GLOVERSVILLE - The city is trying to resolve the case of a police officer who has been out of work on a workers' compensation claim for more than two years while collecting his salary of more than $50,000 a year.
The officer has not worked since April 2010. Police Chief Donald VanDeusen said this is the longest an officer has been out since VanDeusen has been in the department.
VanDeusen said he could not reveal the officer's name or the injuries he sustained because of medical confidentiality.
VanDeusen said resolving this issue is a priority.
"Basically, what I am doing now is working toward coming to an end one way or the other as far as whether he is going to come back to work full time as an active member of the police department or if he is going to retire and vacate the spot so that we can fill it with an active working officer," VanDeusen said. "He has made no decision yet on what he will do."
VanDeusen said the officer is eligible for retirement and disability retirement. The Police Department does not offer any light-duty assignments, so the officer's only options are to return to full duty or retire, VanDeusen said.
The officer has an annual salary of $50,232.
"We have a great group of police officers in the city, and I hope that he will be able to return to duty," said Mayor Dayton King. "If he doesn't, we need to fill that position as soon as possible so we are at full strength."
The chief is working with the mayor's office, administration within the department and Labor Attorney Bryan J. Goldberger to resolve the issue. The process in ongoing and there is no estimate for when the issue will be resolved, said VanDeusen.
Goldberger was unavailable for comment.
The city is not paying the officer's salary directly. In workers' comp cases involving municipal workers, the salaries come from a fund supported by premiums paid by the city and other localities.
"The reason this is so important to the Police Department is because we need to have a full staff of active officers," said VanDeusen. "The more officers we have on the street, the better we can serve the public."
The Police Department is budgeted for 30 officers on payroll. However, the department has only 28 positions filled because of the officer out on workers' compensation and the retirement of Officer Tracy Green, who had been with the department for 20 years.
The department hired Michael Shang to fill Green's job, said VanDeusen. He said Shang already attended the police academy, but he still has to complete a six- to eight-week field training program.
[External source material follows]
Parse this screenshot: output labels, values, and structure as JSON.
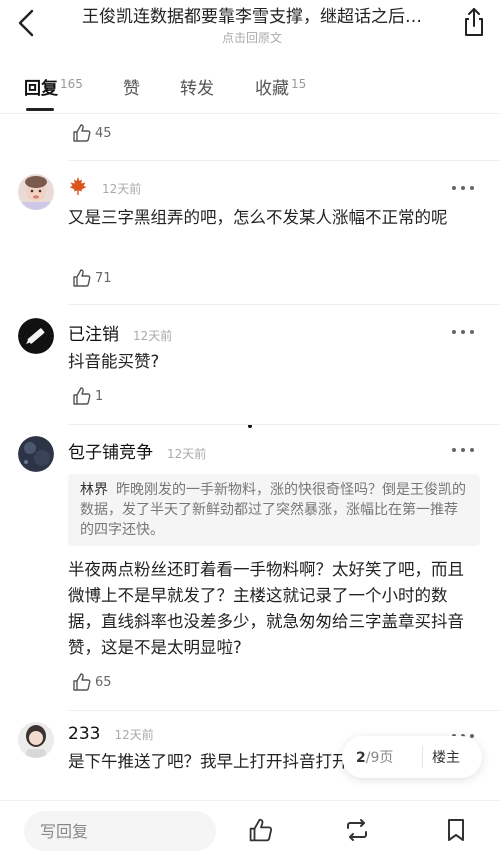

Shang started with the Montgomery County Sheriff's Office as a corrections officer in 2003, became a part-time deputy in 2007 and full-time deputy in 2008. He was named an investigator in 2011 before joining the Gloversville Police Department.